When summer hits Hong Kong, the tell-tale signs are everywhere: crowded beaches, dripping air-con units and an almost unbearable humidity. Luckily, there’s one place where you can escape from all of this: a hotel pool. From stunning infinity pools overlooking Victoria Harbour to the best water zones for kids, we’ve picked out a few of our favorite hotel pools where you can spend your hot days splashing around and chilling with a drink in hand.
The first thing you’ll notice about this sleek indoor pool is its amazing views. Located on the 118th floor of the International Commerce Centre (aka, the tallest skyscraper in the city), it’s almost like swimming in the clouds. The pool itself is gorgeous too, with floor-to-ceiling windows, mirrored ceilings and even LED walls that create the illusion of coral reefs. The hotel’s day pass includes access to the pool and the spa so it’s definitely worth a visit for anyone looking to soak up some rays with a view.
While public and government-run swimming pools are a good option for those who don’t want to pay extra for hotel amenities, they do tend to be overcrowded during the summer. Plus, they’re often poorly maintained and not well suited to lap swimming.
On the other hand, private and resort pools are a lot more comfortable and spacious, with top-notch facilities and stunning views. Plus, they offer more options for food and drinks so you can keep hydrated and cool while you relax by the water. So, if you’re tired of dealing with crowds and uncleanliness at public pools, give these private and resort pools a try.
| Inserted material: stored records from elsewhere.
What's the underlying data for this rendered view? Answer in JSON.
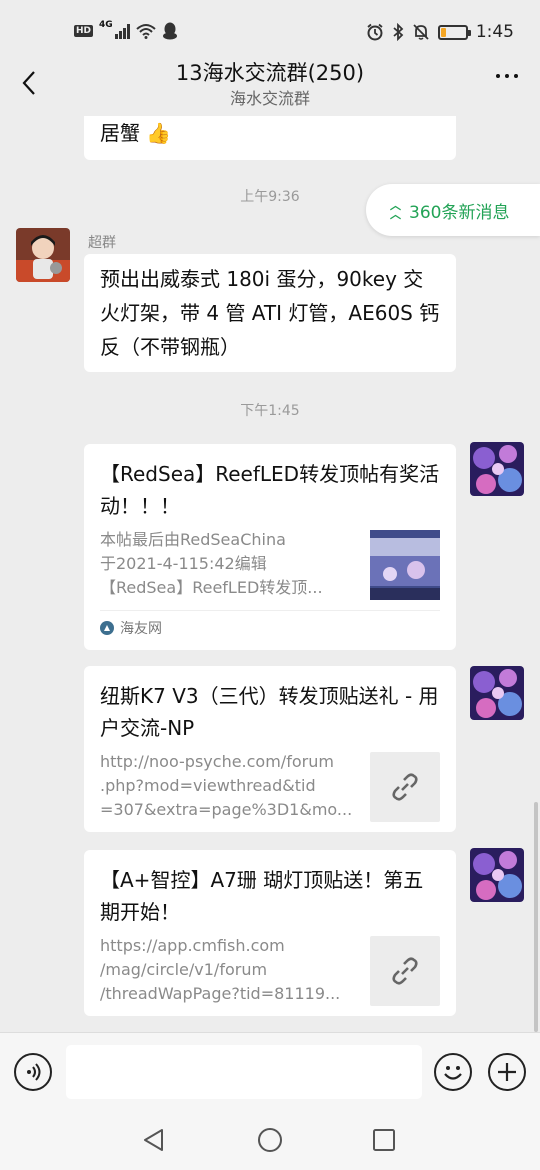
{
  "status_bar": {
    "network_badge": "HD",
    "network_type": "4G",
    "time": "1:45",
    "battery_level": 0.2
  },
  "header": {
    "title": "13海水交流群(250)",
    "subtitle": "海水交流群"
  },
  "new_messages": {
    "label": "360条新消息"
  },
  "messages": {
    "partial_bubble": {
      "text": "居蟹 👍"
    },
    "time_1": "上午9:36",
    "msg_1": {
      "sender": "超群",
      "text": "预出出威泰式 180i 蛋分，90key 交火灯架，带 4 管 ATI 灯管，AE60S 钙反（不带钢瓶）"
    },
    "time_2": "下午1:45",
    "card_1": {
      "title": "【RedSea】ReefLED转发顶帖有奖活动！！！",
      "desc": "本帖最后由RedSeaChina\n于2021-4-115:42编辑\n【RedSea】ReefLED转发顶...",
      "source": "海友网"
    },
    "card_2": {
      "title": "纽斯K7 V3（三代）转发顶贴送礼 - 用户交流-NP",
      "desc": "http://noo-psyche.com/forum\n.php?mod=viewthread&tid\n=307&extra=page%3D1&mo..."
    },
    "card_3": {
      "title": "【A+智控】A7珊 瑚灯顶贴送！第五期开始！",
      "desc": "https://app.cmfish.com\n/mag/circle/v1/forum\n/threadWapPage?tid=81119..."
    }
  },
  "colors": {
    "accent_green": "#23a356",
    "background": "#ededed",
    "bubble": "#ffffff"
  },
  "icons": {
    "back": "chevron-left-icon",
    "more": "more-dots-icon",
    "voice": "voice-icon",
    "emoji": "emoji-icon",
    "plus": "plus-icon",
    "link": "link-icon"
  }
}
The earliest mention of a swimming pool in Hong Kong can be traced back to the early 19th century when a man named James Duncan opened a public swimming pool at the corner of Victoria Street and Wyndham Lane. The pool was closed in 1892 due to sewage contamination, but it would later reopen as a private club after renovations were completed. Today, there are over 200 public and private swimming pools in Hong Kong.
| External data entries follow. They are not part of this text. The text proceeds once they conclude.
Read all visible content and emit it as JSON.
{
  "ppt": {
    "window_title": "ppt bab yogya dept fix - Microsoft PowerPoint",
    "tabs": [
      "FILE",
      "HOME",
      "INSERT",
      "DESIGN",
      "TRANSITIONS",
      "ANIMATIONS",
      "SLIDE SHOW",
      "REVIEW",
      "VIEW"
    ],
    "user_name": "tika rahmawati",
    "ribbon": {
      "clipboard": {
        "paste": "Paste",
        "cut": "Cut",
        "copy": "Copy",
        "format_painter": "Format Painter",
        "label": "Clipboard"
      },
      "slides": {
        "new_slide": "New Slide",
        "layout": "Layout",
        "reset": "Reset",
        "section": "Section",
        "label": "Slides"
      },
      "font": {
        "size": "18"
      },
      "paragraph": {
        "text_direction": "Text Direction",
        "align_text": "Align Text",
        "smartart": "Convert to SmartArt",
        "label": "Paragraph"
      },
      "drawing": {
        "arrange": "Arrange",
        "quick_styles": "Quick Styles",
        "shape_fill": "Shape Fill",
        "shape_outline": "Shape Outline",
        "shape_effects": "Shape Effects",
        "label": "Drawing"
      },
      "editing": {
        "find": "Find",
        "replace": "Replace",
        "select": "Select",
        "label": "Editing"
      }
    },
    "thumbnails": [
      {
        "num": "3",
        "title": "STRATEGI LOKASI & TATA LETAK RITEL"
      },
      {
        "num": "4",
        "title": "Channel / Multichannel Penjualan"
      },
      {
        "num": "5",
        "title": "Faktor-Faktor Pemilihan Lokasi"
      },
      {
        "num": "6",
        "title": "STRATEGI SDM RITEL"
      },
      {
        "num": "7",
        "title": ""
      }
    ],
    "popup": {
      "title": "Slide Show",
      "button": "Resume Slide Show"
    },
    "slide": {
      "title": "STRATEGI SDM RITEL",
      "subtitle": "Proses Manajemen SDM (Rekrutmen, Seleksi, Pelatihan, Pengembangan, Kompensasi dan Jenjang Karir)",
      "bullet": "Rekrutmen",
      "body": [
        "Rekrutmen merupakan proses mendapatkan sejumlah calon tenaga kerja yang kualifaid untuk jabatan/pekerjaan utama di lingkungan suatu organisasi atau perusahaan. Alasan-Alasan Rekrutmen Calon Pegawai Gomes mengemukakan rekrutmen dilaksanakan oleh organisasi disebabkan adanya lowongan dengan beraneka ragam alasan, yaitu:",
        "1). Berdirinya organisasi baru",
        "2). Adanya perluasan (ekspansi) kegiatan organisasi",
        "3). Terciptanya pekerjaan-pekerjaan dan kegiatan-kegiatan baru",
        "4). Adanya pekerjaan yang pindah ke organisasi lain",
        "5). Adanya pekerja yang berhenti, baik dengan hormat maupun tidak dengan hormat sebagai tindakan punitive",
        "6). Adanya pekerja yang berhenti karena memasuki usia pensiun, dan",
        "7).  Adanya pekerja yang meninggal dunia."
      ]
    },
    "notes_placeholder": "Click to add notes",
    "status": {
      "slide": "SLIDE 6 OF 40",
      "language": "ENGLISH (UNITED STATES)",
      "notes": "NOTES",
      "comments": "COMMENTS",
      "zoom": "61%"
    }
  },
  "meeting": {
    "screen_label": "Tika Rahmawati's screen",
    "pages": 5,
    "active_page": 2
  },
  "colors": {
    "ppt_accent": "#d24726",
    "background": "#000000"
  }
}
While some of these pools may close due to a staff shortage during the strike, many still remain open and are staffed with trained lifeguards. Those who are interested in visiting a swimming pool during the strike can check out the list of reopened public and private swimming pools on the Leisure and Cultural Services Department website.